It takes charisma to pull off abandoning hits halfway through.

On the last London night of his Boy Meets World tour (20 March), Drake doesn’t come on stage until 10pm, which is enough to kill off most gigs at the O2 Arena (hello, Bieber), as people are worried about getting the Tube home. The amount of rum and Coke in the room – a steaming, unrecognisable space with a false ceiling of globular lights and a stampeding crowd split in half by a fence – certainly helps keep the buzz. But who’d have thought that a man standing onstage diligently pointing at audience members and saying what they’re wearing (“You in the blue dress shirt with the ­lager!”) would constitute one of the most exciting nights the O2 has seen in a while?

“Tonight is not a show, not a concert, not about me,” says Drake, who runs an annual “Drake Night” in Toronto and once visited Drake University in Iowa.

So far, the world’s favourite rapper – his latest album, More Life, recently got 90 million streams on its first day of release on Apple Music alone – has had a shifting identity. His songs capture a new strain of emotionally literate but solipsistic hip-hop, which can feel intense or whiny depending on how you look at it. His offstage behaviour is Type-A rapper – he has been accused of throwing beer bottles at Chris Brown, he has been punched by Diddy and he has had altercations with Jay Z, Kendrick Lamar, Pusha T and Ludacris.

But Aubrey Drake Graham, the son of a white, Jewish mother and an African-American father who once played drums alongside Jerry Lee Lewis, does skits about his petulance on Saturday Night Live (see “Drake’s Beef”). Emotionally demonstrative, openly dysfunctional, a bit of a bruiser, with an ability to flit between a dozen styles of music while expressing a desire for crowd participation that borders on the needy . . . Could this man be the ­Michael Bublé of hip-hop?

Drake’s sprawling two-hour roadshow is held back from chaos by the force of his physical presence. Blunt-headed with muscular, sloping shoulders and mesmerising, nimble feet, he prowls the edge of the stage. He has had so many hits (and has so many guest stars tonight) that he is not interested in playing them all the way through. Instead, recalling Prince in the same venue ten years ago, the show becomes a series of medleys. With just a drummer and a synth player at the back of the stage, he demonstrates an invisible, physical control over the music, operating it like a string puppet, stopping or starting songs with the drop of a foot or the shrug of a shoulder, so they collapse in the middle and are gone.

It takes charisma to pull off abandoning hits halfway through. Pointing at people in the audience, real or imaginary, is a music hall thing. Bruce Dickinson and Metallica’s James Hetfield do it too. Amid a hokey message to follow your dreams, he recalls his time spent singing for $200 a night as a John Legend tribute act. Cue a perfect demonstration of Legend-style singing – before he suddenly sloughs off “all this bathrobe-and-candle-sexy acoustic Ed Sheeran shit”, while huge columns of flame engulf the stage.

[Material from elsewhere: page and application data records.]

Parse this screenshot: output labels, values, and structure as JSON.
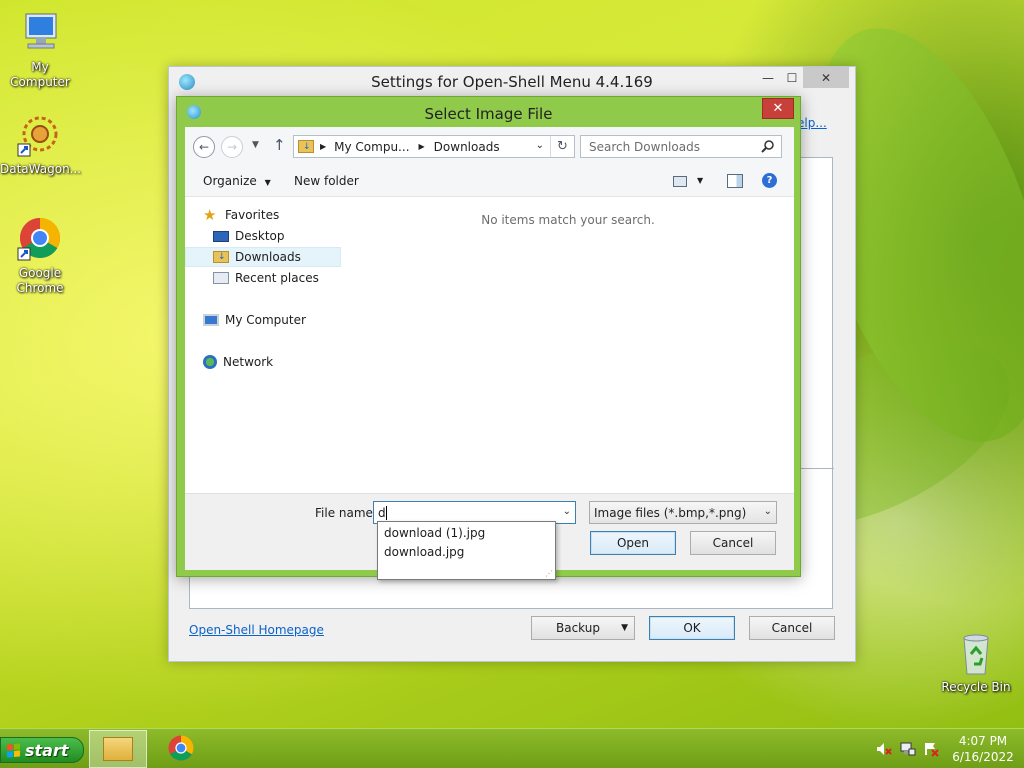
{
  "desktop": {
    "icons": [
      {
        "label": "My Computer"
      },
      {
        "label": "DataWagon..."
      },
      {
        "label": "Google Chrome"
      },
      {
        "label": "Recycle Bin"
      }
    ]
  },
  "settings_window": {
    "title": "Settings for Open-Shell Menu 4.4.169",
    "help_link": "elp...",
    "homepage_link": "Open-Shell Homepage",
    "backup_label": "Backup",
    "ok_label": "OK",
    "cancel_label": "Cancel"
  },
  "dialog": {
    "title": "Select Image File",
    "close_label": "✕",
    "address": {
      "segments": [
        "My Compu...",
        "Downloads"
      ]
    },
    "search": {
      "placeholder": "Search Downloads"
    },
    "commands": {
      "organize": "Organize",
      "new_folder": "New folder"
    },
    "nav": {
      "favorites": "Favorites",
      "desktop": "Desktop",
      "downloads": "Downloads",
      "recent": "Recent places",
      "computer": "My Computer",
      "network": "Network"
    },
    "empty_message": "No items match your search.",
    "file_name_label": "File name:",
    "file_name_value": "d",
    "file_type": "Image files (*.bmp,*.png)",
    "open_label": "Open",
    "cancel_label": "Cancel",
    "suggestions": [
      "download (1).jpg",
      "download.jpg"
    ]
  },
  "taskbar": {
    "start_label": "start",
    "clock": {
      "time": "4:07 PM",
      "date": "6/16/2022"
    }
  },
  "colors": {
    "dialog_frame": "#8fca4a",
    "close_button": "#c7403a",
    "taskbar": "#7aa81c",
    "start_button": "#2e9f2e"
  }
}
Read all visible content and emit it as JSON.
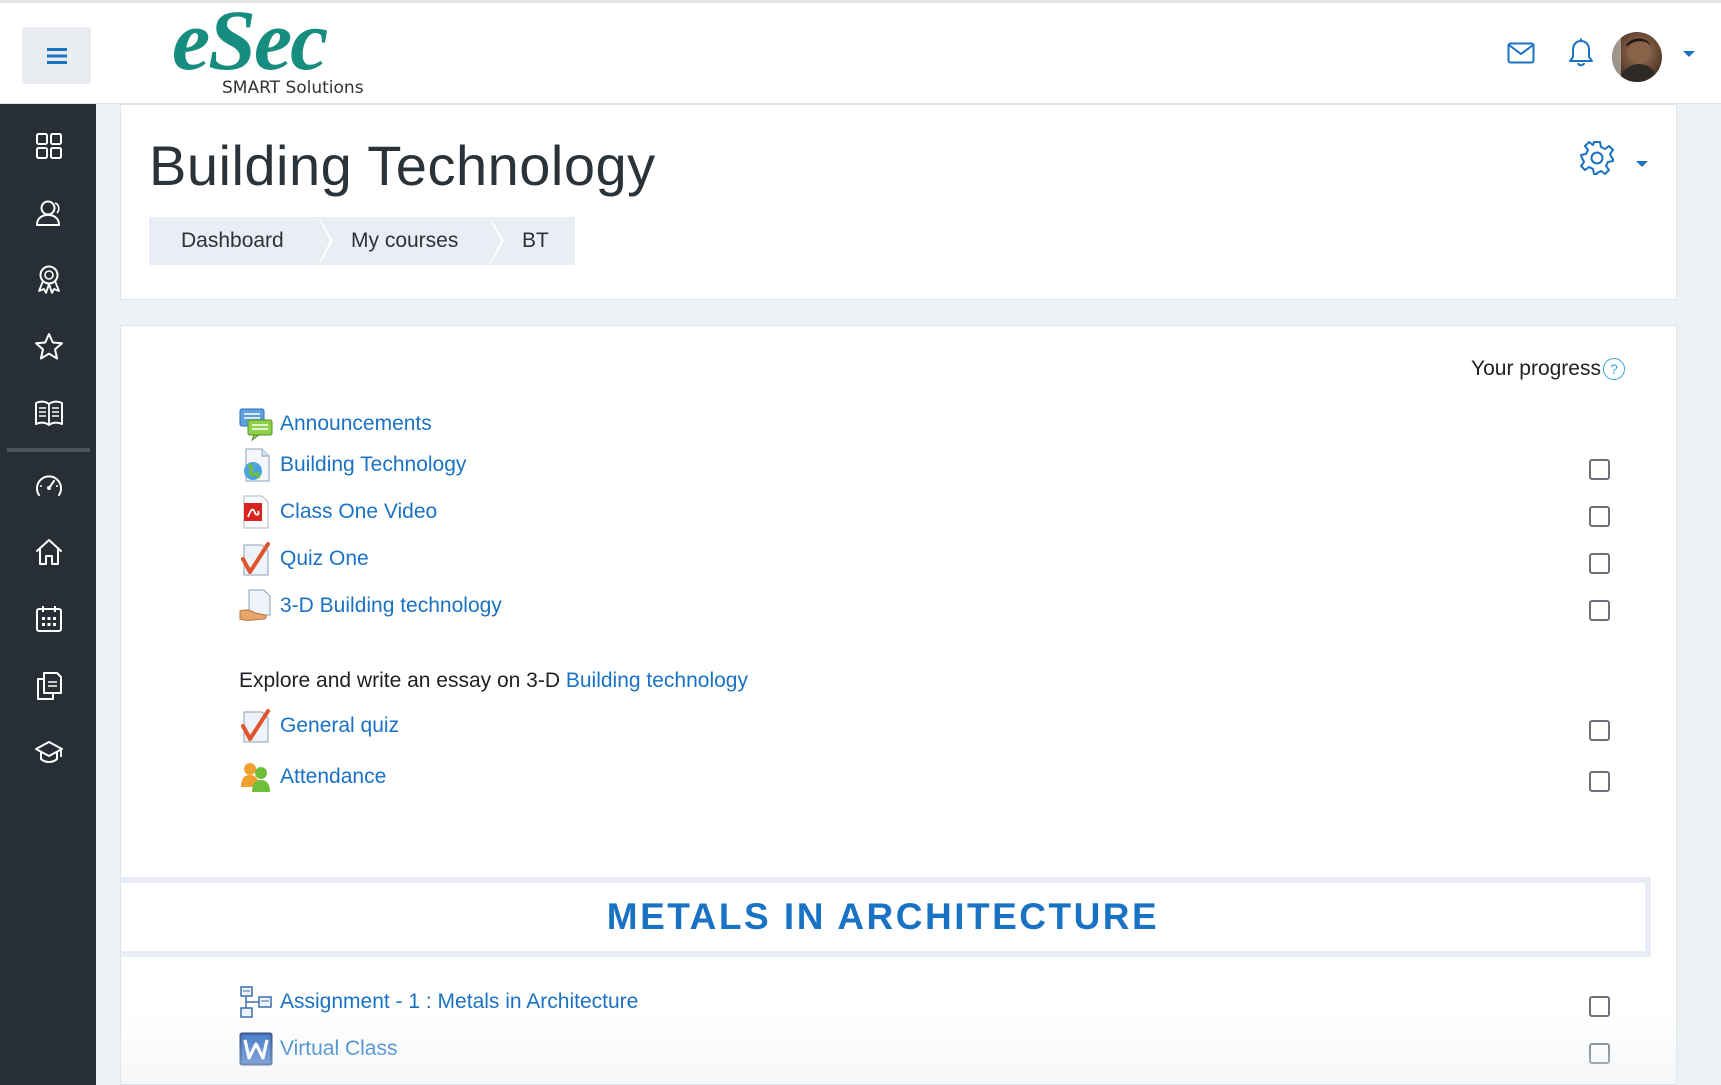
{
  "logo": {
    "main": "eSec",
    "sub": "SMART Solutions"
  },
  "colors": {
    "accent": "#1a72c4",
    "sidebar": "#282e35",
    "logo": "#168d7f"
  },
  "navbar": {
    "icons": [
      "menu-icon",
      "mail-icon",
      "bell-icon"
    ],
    "user_menu_caret": "chevron-down-icon"
  },
  "sidebar": {
    "items": [
      {
        "icon": "dashboard-grid-icon"
      },
      {
        "icon": "users-icon"
      },
      {
        "icon": "badge-icon"
      },
      {
        "icon": "star-icon"
      },
      {
        "icon": "book-icon"
      },
      {
        "icon": "speedometer-icon"
      },
      {
        "icon": "home-icon"
      },
      {
        "icon": "calendar-icon"
      },
      {
        "icon": "files-icon"
      },
      {
        "icon": "graduation-cap-icon"
      }
    ]
  },
  "header": {
    "title": "Building Technology",
    "breadcrumb": [
      "Dashboard",
      "My courses",
      "BT"
    ]
  },
  "content": {
    "progress_label": "Your progress",
    "help_glyph": "?",
    "activities": [
      {
        "label": "Announcements",
        "icon": "forum-icon",
        "checkbox": false
      },
      {
        "label": "Building Technology",
        "icon": "url-icon",
        "checkbox": true
      },
      {
        "label": "Class One Video",
        "icon": "pdf-icon",
        "checkbox": true
      },
      {
        "label": "Quiz One",
        "icon": "quiz-icon",
        "checkbox": true
      },
      {
        "label": "3-D Building technology",
        "icon": "assignment-icon",
        "checkbox": true
      },
      {
        "label": "General quiz",
        "icon": "quiz-icon",
        "checkbox": true
      },
      {
        "label": "Attendance",
        "icon": "attendance-icon",
        "checkbox": true
      }
    ],
    "description": {
      "text": "Explore and write an essay on 3-D ",
      "link": "Building technology"
    },
    "section": {
      "title": "METALS IN ARCHITECTURE",
      "activities": [
        {
          "label": "Assignment - 1 : Metals in Architecture",
          "icon": "workshop-icon",
          "checkbox": true
        },
        {
          "label": "Virtual Class",
          "icon": "word-doc-icon",
          "checkbox": true
        }
      ]
    }
  }
}
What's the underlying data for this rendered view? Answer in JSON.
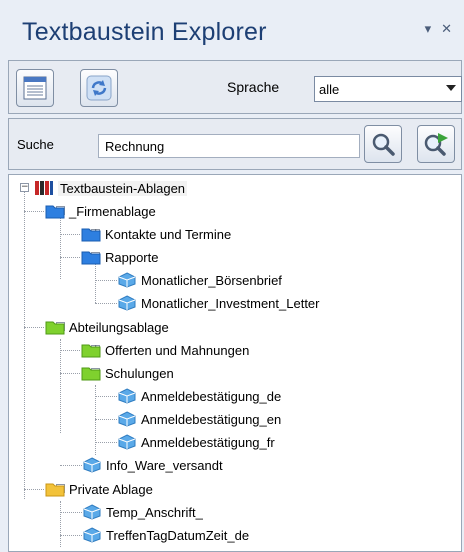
{
  "panel": {
    "title": "Textbaustein Explorer",
    "pin_icon": "▾",
    "close_icon": "✕"
  },
  "toolbar": {
    "language_label": "Sprache",
    "language_value": "alle"
  },
  "search": {
    "label": "Suche",
    "value": "Rechnung"
  },
  "tree": {
    "root": "Textbaustein-Ablagen",
    "firmenablage": "_Firmenablage",
    "kontakte": "Kontakte und Termine",
    "rapporte": "Rapporte",
    "boersenbrief": "Monatlicher_Börsenbrief",
    "investment": "Monatlicher_Investment_Letter",
    "abteilungsablage": "Abteilungsablage",
    "offerten": "Offerten und Mahnungen",
    "schulungen": "Schulungen",
    "anm_de": "Anmeldebestätigung_de",
    "anm_en": "Anmeldebestätigung_en",
    "anm_fr": "Anmeldebestätigung_fr",
    "info_ware": "Info_Ware_versandt",
    "private": "Private Ablage",
    "temp": "Temp_Anschrift_",
    "treffen": "TreffenTagDatumZeit_de"
  },
  "colors": {
    "title": "#1d3f74",
    "folder_blue": "#2e7fe0",
    "folder_green": "#7fd12e",
    "folder_yellow": "#f2c23a",
    "cube": "#5aa9e8"
  }
}
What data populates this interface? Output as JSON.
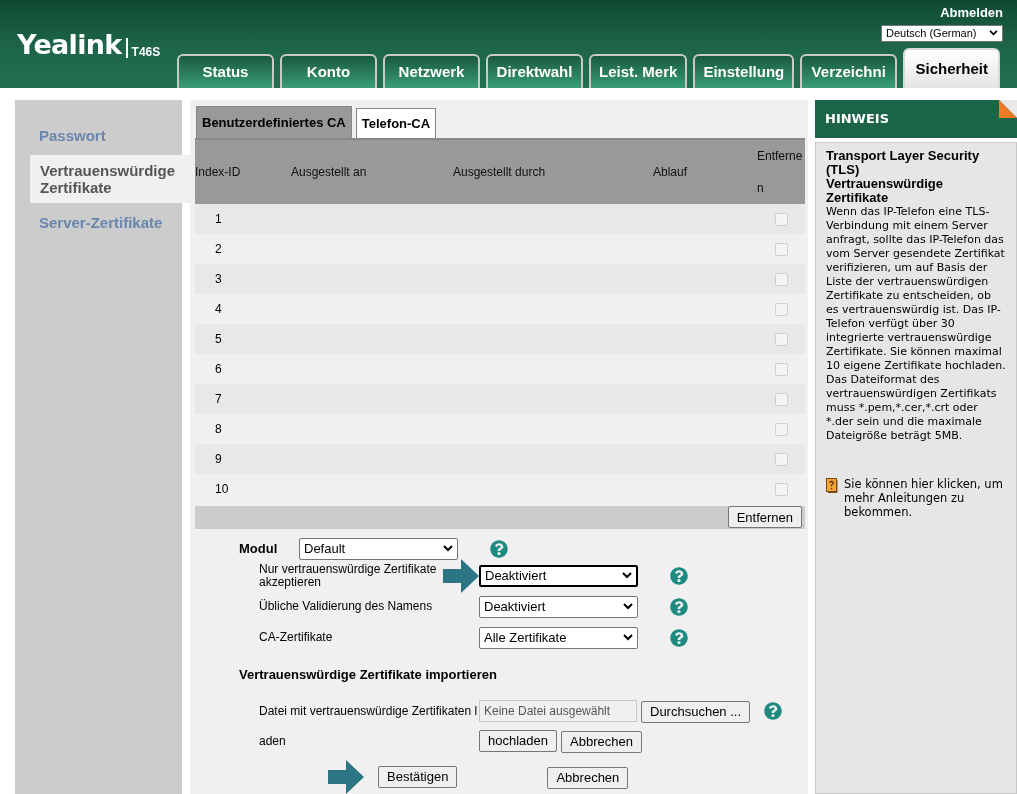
{
  "header": {
    "logo": "Yealink",
    "model": "T46S",
    "logout": "Abmelden",
    "language": "Deutsch (German)"
  },
  "tabs": [
    {
      "label": "Status",
      "selected": false
    },
    {
      "label": "Konto",
      "selected": false
    },
    {
      "label": "Netzwerk",
      "selected": false
    },
    {
      "label": "Direktwahl",
      "selected": false
    },
    {
      "label": "Leist. Merk",
      "selected": false
    },
    {
      "label": "Einstellung",
      "selected": false
    },
    {
      "label": "Verzeichni",
      "selected": false
    },
    {
      "label": "Sicherheit",
      "selected": true
    }
  ],
  "sidebar": {
    "items": [
      {
        "label": "Passwort",
        "selected": false
      },
      {
        "label": "Vertrauenswürdige Zertifikate",
        "selected": true
      },
      {
        "label": "Server-Zertifikate",
        "selected": false
      }
    ]
  },
  "subtabs": [
    {
      "label": "Benutzerdefiniertes CA",
      "selected": true
    },
    {
      "label": "Telefon-CA",
      "selected": false
    }
  ],
  "table": {
    "columns": [
      "Index-ID",
      "Ausgestellt an",
      "Ausgestellt durch",
      "Ablauf",
      "Entfernen"
    ],
    "rows": [
      {
        "index": "1",
        "checked": false,
        "disabled": true
      },
      {
        "index": "2",
        "checked": false,
        "disabled": true
      },
      {
        "index": "3",
        "checked": false,
        "disabled": true
      },
      {
        "index": "4",
        "checked": false,
        "disabled": true
      },
      {
        "index": "5",
        "checked": false,
        "disabled": true
      },
      {
        "index": "6",
        "checked": false,
        "disabled": true
      },
      {
        "index": "7",
        "checked": false,
        "disabled": true
      },
      {
        "index": "8",
        "checked": false,
        "disabled": true
      },
      {
        "index": "9",
        "checked": false,
        "disabled": true
      },
      {
        "index": "10",
        "checked": false,
        "disabled": true
      }
    ],
    "remove_button": "Entfernen"
  },
  "form": {
    "module": {
      "label": "Modul",
      "value": "Default"
    },
    "settings": [
      {
        "label": "Nur vertrauenswürdige Zertifikate akzeptieren",
        "value": "Deaktiviert",
        "focused": true,
        "pointer": true
      },
      {
        "label": "Übliche Validierung des Namens",
        "value": "Deaktiviert",
        "focused": false,
        "pointer": false
      },
      {
        "label": "CA-Zertifikate",
        "value": "Alle Zertifikate",
        "focused": false,
        "pointer": false
      }
    ],
    "import": {
      "title": "Vertrauenswürdige Zertifikate importieren",
      "file_label": "Datei mit vertrauenswürdige Zertifikaten l",
      "file_label_rest": "aden",
      "file_placeholder": "Keine Datei ausgewählt",
      "browse": "Durchsuchen ...",
      "upload": "hochladen",
      "cancel": "Abbrechen"
    },
    "actions": {
      "confirm": "Bestätigen",
      "confirm_pointer": true,
      "cancel": "Abbrechen"
    }
  },
  "hint": {
    "title": "HINWEIS",
    "headings": [
      "Transport Layer Security (TLS)",
      "Vertrauenswürdige Zertifikate"
    ],
    "body": "Wenn das IP-Telefon eine TLS-Verbindung mit einem Server anfragt, sollte das IP-Telefon das vom Server gesendete Zertifikat verifizieren, um auf Basis der Liste der vertrauenswürdigen Zertifikate zu entscheiden, ob es vertrauenswürdig ist. Das IP-Telefon verfügt über 30 integrierte vertrauenswürdige Zertifikate. Sie können maximal 10 eigene Zertifikate hochladen. Das Dateiformat des vertrauenswürdigen Zertifikats muss *.pem,*.cer,*.crt oder *.der sein und die maximale Dateigröße beträgt 5MB.",
    "help": "Sie können hier klicken, um mehr Anleitungen zu bekommen."
  }
}
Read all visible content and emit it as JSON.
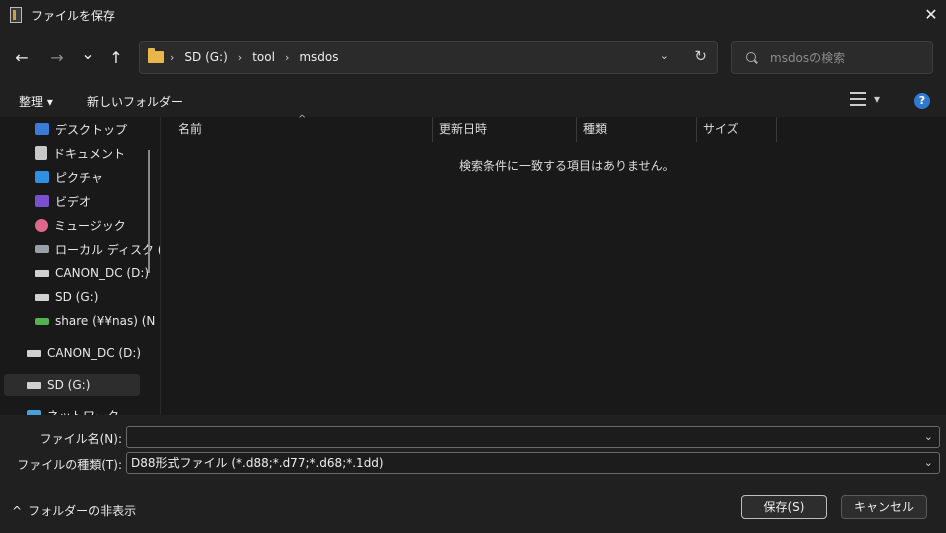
{
  "window": {
    "title": "ファイルを保存",
    "close_glyph": "✕"
  },
  "nav": {
    "back_glyph": "←",
    "forward_glyph": "→",
    "recent_glyph": "⌄",
    "up_glyph": "↑"
  },
  "address": {
    "crumbs": [
      "SD (G:)",
      "tool",
      "msdos"
    ],
    "separator": "›",
    "dropdown_glyph": "⌄",
    "refresh_glyph": "↻"
  },
  "search": {
    "placeholder": "msdosの検索"
  },
  "toolbar": {
    "organize_label": "整理 ▾",
    "new_folder_label": "新しいフォルダー",
    "view_dropdown_glyph": "▾",
    "help_glyph": "?"
  },
  "sidebar": {
    "items": [
      {
        "label": "デスクトップ",
        "icon": "desktop-icon"
      },
      {
        "label": "ドキュメント",
        "icon": "documents-icon"
      },
      {
        "label": "ピクチャ",
        "icon": "pictures-icon"
      },
      {
        "label": "ビデオ",
        "icon": "videos-icon"
      },
      {
        "label": "ミュージック",
        "icon": "music-icon"
      },
      {
        "label": "ローカル ディスク (C",
        "icon": "local-disk-icon"
      },
      {
        "label": "CANON_DC (D:)",
        "icon": "drive-icon"
      },
      {
        "label": "SD (G:)",
        "icon": "drive-icon"
      },
      {
        "label": "share (¥¥nas) (N",
        "icon": "network-drive-icon"
      },
      {
        "label": "CANON_DC (D:)",
        "icon": "drive-icon"
      },
      {
        "label": "SD (G:)",
        "icon": "drive-icon",
        "selected": true
      },
      {
        "label": "ネットワーク",
        "icon": "network-icon"
      }
    ]
  },
  "file_list": {
    "columns": [
      "名前",
      "更新日時",
      "種類",
      "サイズ"
    ],
    "sort_glyph": "^",
    "empty_message": "検索条件に一致する項目はありません。"
  },
  "save_form": {
    "filename_label": "ファイル名(N):",
    "filename_value": "",
    "filetype_label": "ファイルの種類(T):",
    "filetype_value": "D88形式ファイル (*.d88;*.d77;*.d68;*.1dd)",
    "dropdown_glyph": "⌄"
  },
  "footer": {
    "toggle_glyph": "^",
    "hide_folders_label": "フォルダーの非表示",
    "save_label": "保存(S)",
    "cancel_label": "キャンセル"
  },
  "colors": {
    "accent": "#2f7ad1",
    "folder": "#e8b64a",
    "background": "#1c1c1c"
  }
}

Drake is still at his best with blue, slinky songs of alienation – “9”, “Over”, “Feel No Ways” and “Hotline Bling”, which doubles up as make-out music for the couples in the crowd. One pair of lovers, Drake establishes during one of his crowd surveys, have been together for ten years. “I can’t even make a relationship last ten days,” he laments. In 2012, he told the Guardian, “I’ve had too many girls to ever feel uncomfortable about the man that I am.” An old-school boast from a modern man.

The guest stars serve to highlight Drake’s variety, rather than shine on their own. Their songs, too, are started, suspended, chopped and screwed. Drake is more macho when there’s another guy onstage with him – doing “Successful”, with the literally named Trey Songz, or dueling with thefrenetic Skepta, who sounds so much tougher (maybe because he’s a Londoner). The two whirl around the stage like helicopter seeds.

Nicki Minaj, apparently Drake’s one-time lover, rises fembotishly from a hole in the stage and says in a London accent, “I want some fucking crumpets and tea.”

She adds, of her host, “This nigga single-handedly changed the game.” Minaj sings her song “Moment 4 Life”: “I call the shots, I am the umpire . . .” But she doesn’t really. Even her presence flares up quickly and is gone.

Kate Mossman is the New Statesman's arts editor and pop critic.

This article first appeared in the 23 March 2017 issue of the New Statesman, Trump's permanent revolution